Of all the former Syracuse players floating around overseas or elsewhere other than the NBA, Waiters has, by far, the best professional resume. But is it fair to say Waiters may have played his last game in the NBA?
Between a perceived lack of effort to get in shape and his documented off-court distractions, NBA teams may be turned off by having Waiters take up a roster spot. Still just 29, Waiters may have to earn his way back into the league.
Darius Bazley. One small programming note…while never officially donning the Syracuse orange, former Syracuse recruit Darius Bazley is beginning his second season as a member of the Oklahoma City Thunder. While he averaged just 5.6 points and four rebounds in 61 games during his rookie season, Bazley came into his own a bit in the Orlando bubble: three times scoring over 20 points (including one double-double) and nearly seven points and seven boards in the Thunder’s first-round playoff series against the Houston Rockets.
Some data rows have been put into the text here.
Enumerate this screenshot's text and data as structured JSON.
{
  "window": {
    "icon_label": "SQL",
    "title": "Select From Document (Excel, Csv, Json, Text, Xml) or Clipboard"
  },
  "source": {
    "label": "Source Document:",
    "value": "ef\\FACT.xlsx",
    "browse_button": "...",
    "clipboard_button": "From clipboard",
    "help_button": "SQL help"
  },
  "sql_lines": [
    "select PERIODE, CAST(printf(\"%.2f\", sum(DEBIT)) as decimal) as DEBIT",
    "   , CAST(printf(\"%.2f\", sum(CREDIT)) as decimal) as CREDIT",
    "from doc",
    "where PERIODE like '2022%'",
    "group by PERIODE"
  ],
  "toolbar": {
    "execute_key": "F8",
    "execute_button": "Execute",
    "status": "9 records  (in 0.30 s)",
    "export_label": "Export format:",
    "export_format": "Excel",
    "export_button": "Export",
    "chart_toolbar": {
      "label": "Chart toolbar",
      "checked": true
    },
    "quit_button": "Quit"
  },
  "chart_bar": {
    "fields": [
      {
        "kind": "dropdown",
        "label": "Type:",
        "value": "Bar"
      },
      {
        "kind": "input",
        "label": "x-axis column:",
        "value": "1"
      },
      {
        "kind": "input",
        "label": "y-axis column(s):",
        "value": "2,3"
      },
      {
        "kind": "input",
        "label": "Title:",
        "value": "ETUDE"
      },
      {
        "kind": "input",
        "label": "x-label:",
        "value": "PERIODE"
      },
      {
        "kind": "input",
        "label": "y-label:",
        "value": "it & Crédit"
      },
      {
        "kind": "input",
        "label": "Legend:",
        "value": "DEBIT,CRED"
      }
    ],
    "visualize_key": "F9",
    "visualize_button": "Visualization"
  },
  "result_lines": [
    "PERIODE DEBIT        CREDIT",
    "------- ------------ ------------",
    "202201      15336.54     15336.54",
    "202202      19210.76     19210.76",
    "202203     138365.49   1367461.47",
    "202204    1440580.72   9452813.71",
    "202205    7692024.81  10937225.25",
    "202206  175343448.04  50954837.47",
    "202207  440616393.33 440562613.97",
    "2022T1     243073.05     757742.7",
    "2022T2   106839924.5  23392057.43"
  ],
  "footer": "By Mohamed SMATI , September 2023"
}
While some may have sworn off Bazley for his about-face with Syracuse, the promising young forward is primed for a breakout season as Oklahoma City underwent a massive overhaul in the offseason and is under a full youth movement. He will have his chance to shine.